It came after a former Horndean parish councillor, Michael Homewood, wrote to the secretary of state.

There were concerns about traffic, the impact on the nearby national park, and the potential contamination of underground water springs.

The development includes a new primary school, a care village for the elderly, and sports facilities.

Councillors voted to approve the bid in principle at a meeting in April.
Planning minister Brandon Lewis confirmed the government would not be calling in the plans.

Meon Valley MP George Hollingbery said: ‘The Hazleton and Pyle Farm development has always had the overwhelming support of local residents.

‘The decision by Brandon Lewis is also crucial to the future of the south of Butser area because it will allow the council to resist unsuitable development in the future.

‘There was fear in the community that the development would be blocked and developers would simply be able to cherry-pick green spaces to meet housing need.’

Mr Homewood said: ‘I am still fearful that we are creating a monster. We have no infrastructure.

‘Emsworth is smaller than Horndean. You go to Alresford, where the MP lives, and look at all the shops there.

‘Waterlooville is going to become a major service centre but it’s not going to be in the town – it’s going to be out on the industrial estates.’

Horndean councillor Guy Shepherd said: ‘This is excellent news and it means we can continue to work over the next six weeks to ensure the community gets the best we can from the developer as we conclude the detail in the Section 106 agreement.’

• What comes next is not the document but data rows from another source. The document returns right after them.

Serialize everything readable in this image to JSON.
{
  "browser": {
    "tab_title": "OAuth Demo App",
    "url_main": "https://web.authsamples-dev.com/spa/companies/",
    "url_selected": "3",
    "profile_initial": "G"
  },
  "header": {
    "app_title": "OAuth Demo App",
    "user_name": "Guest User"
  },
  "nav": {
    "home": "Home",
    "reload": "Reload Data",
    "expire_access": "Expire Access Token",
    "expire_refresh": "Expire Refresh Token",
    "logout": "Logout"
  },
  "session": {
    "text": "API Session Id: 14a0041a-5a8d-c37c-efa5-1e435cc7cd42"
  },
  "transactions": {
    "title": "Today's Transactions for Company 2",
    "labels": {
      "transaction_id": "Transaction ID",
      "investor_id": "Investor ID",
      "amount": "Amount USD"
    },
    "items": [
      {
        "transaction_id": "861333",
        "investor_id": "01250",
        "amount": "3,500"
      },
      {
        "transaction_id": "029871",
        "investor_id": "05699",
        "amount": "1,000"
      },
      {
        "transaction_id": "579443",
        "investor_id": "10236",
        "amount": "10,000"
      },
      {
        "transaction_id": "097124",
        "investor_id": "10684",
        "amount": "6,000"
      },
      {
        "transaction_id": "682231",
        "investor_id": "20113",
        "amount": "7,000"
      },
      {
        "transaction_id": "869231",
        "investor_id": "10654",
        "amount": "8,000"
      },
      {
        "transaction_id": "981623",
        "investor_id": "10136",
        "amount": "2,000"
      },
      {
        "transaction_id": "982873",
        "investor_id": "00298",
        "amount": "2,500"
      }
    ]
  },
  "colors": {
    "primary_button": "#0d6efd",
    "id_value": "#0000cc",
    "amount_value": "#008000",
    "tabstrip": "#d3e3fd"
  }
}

A geological survey must be carried out to fully investigate the springs, which supply drinking water.